## Brief
Retype every entry word for word. Omit the pictures.

## Data listing
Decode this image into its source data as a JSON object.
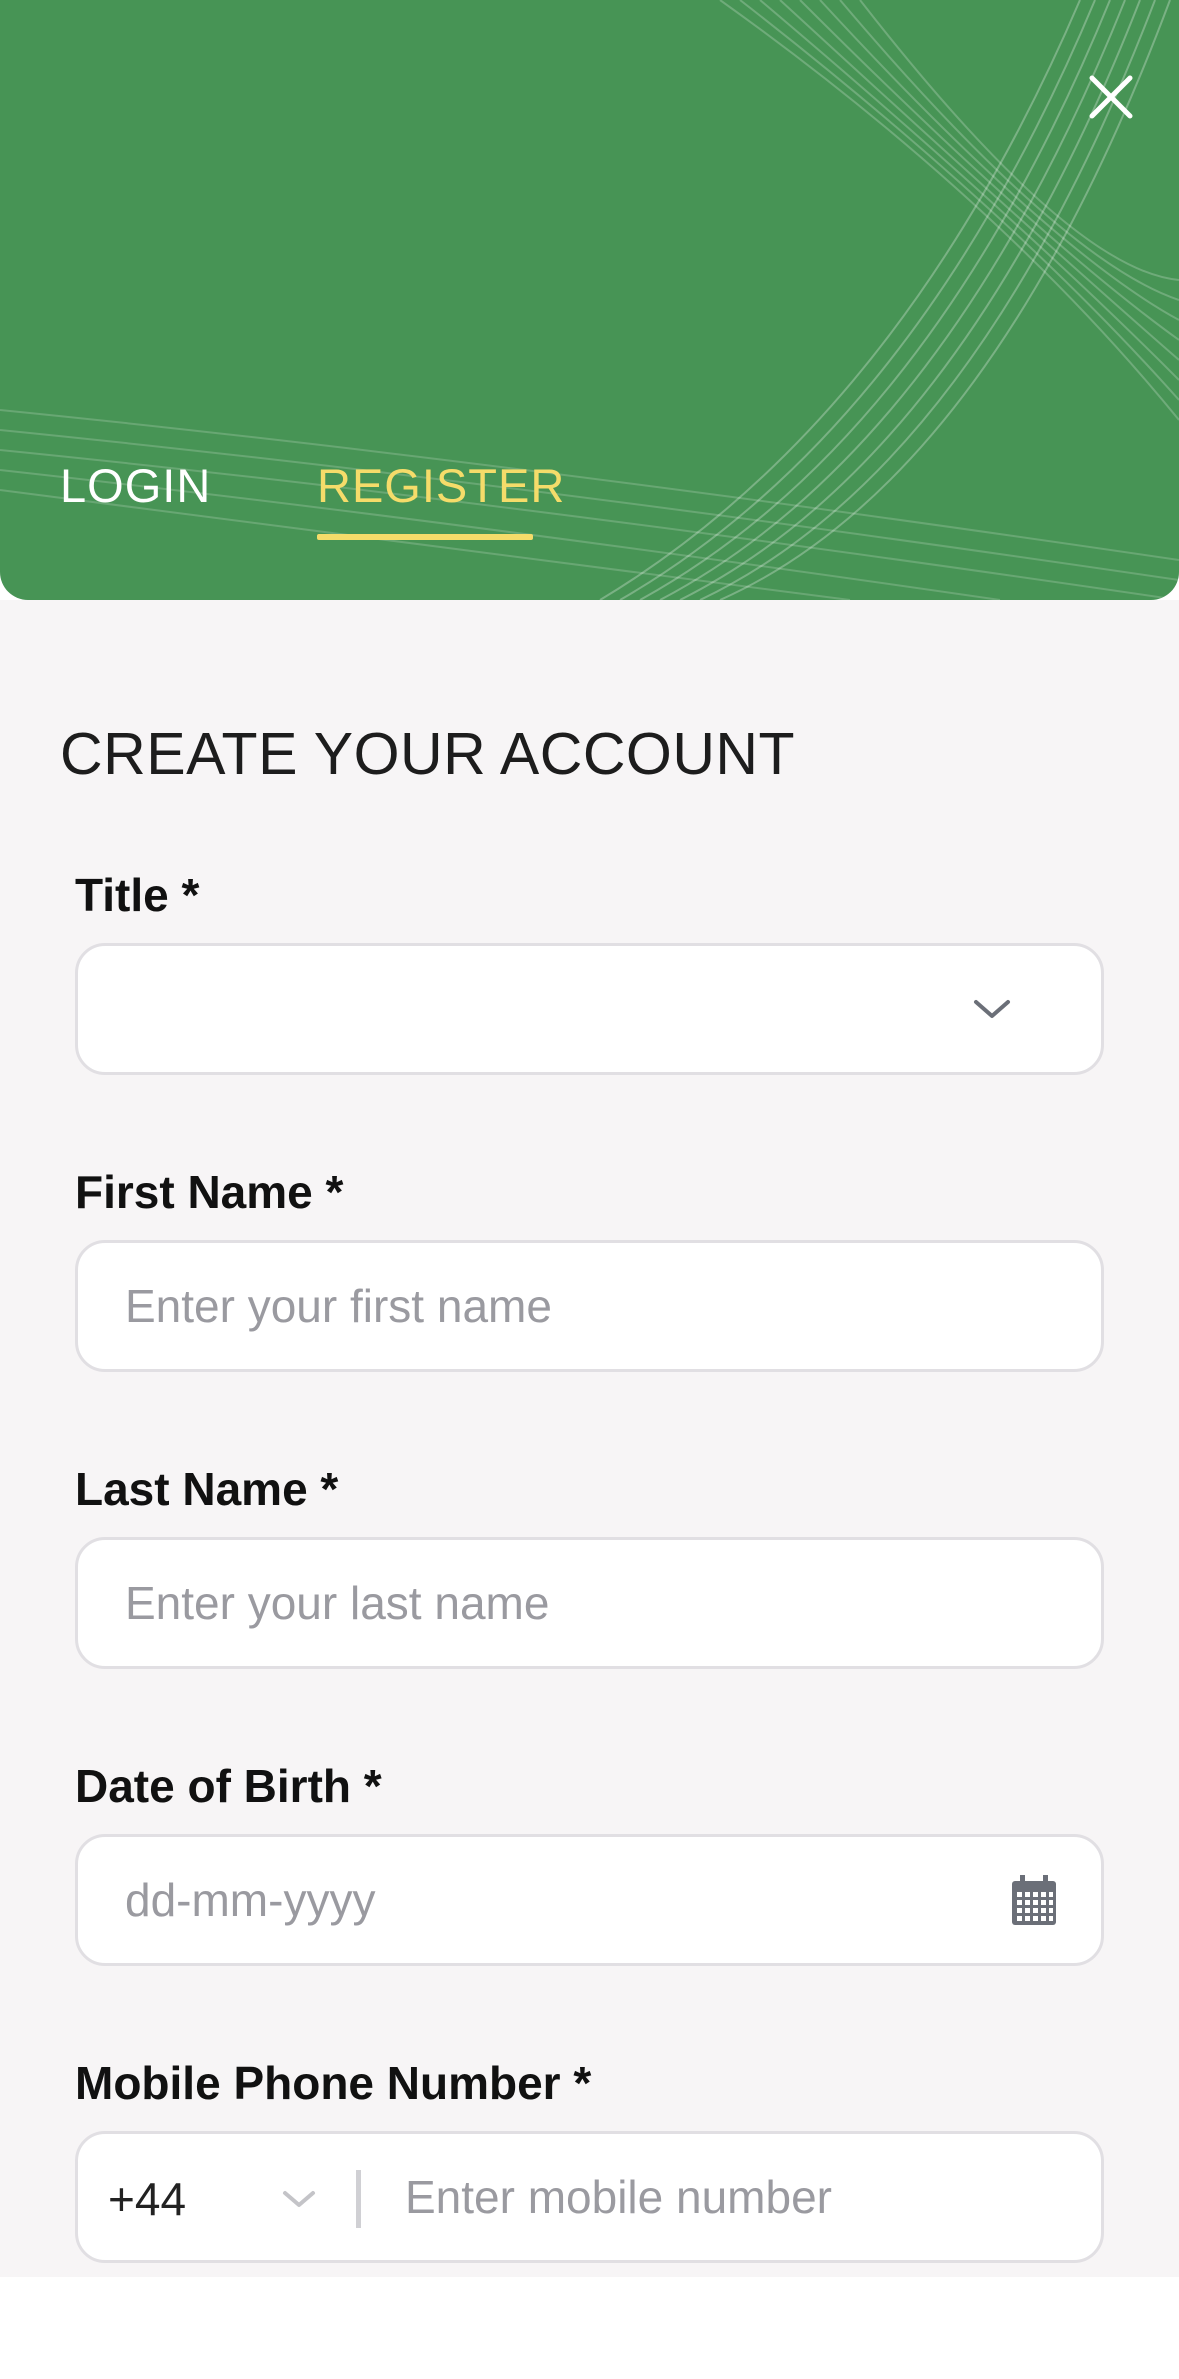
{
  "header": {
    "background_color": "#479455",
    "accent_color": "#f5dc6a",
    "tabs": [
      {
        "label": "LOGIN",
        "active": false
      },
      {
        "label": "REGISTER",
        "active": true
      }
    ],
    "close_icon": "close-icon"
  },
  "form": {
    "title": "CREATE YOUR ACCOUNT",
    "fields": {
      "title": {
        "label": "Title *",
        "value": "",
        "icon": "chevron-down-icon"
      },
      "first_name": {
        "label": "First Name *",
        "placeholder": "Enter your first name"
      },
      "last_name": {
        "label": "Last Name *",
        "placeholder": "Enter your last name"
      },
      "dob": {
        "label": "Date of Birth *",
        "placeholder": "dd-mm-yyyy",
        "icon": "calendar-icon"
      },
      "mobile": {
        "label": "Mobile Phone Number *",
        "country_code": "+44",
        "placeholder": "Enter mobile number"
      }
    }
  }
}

## Answer box
Decode this image into its source data as a JSON object.
{
  "header": {
    "background_color": "#479455",
    "accent_color": "#f5dc6a",
    "tabs": [
      {
        "label": "LOGIN",
        "active": false
      },
      {
        "label": "REGISTER",
        "active": true
      }
    ],
    "close_icon": "close-icon"
  },
  "form": {
    "title": "CREATE YOUR ACCOUNT",
    "fields": {
      "title": {
        "label": "Title *",
        "value": "",
        "icon": "chevron-down-icon"
      },
      "first_name": {
        "label": "First Name *",
        "placeholder": "Enter your first name"
      },
      "last_name": {
        "label": "Last Name *",
        "placeholder": "Enter your last name"
      },
      "dob": {
        "label": "Date of Birth *",
        "placeholder": "dd-mm-yyyy",
        "icon": "calendar-icon"
      },
      "mobile": {
        "label": "Mobile Phone Number *",
        "country_code": "+44",
        "placeholder": "Enter mobile number"
      }
    }
  }
}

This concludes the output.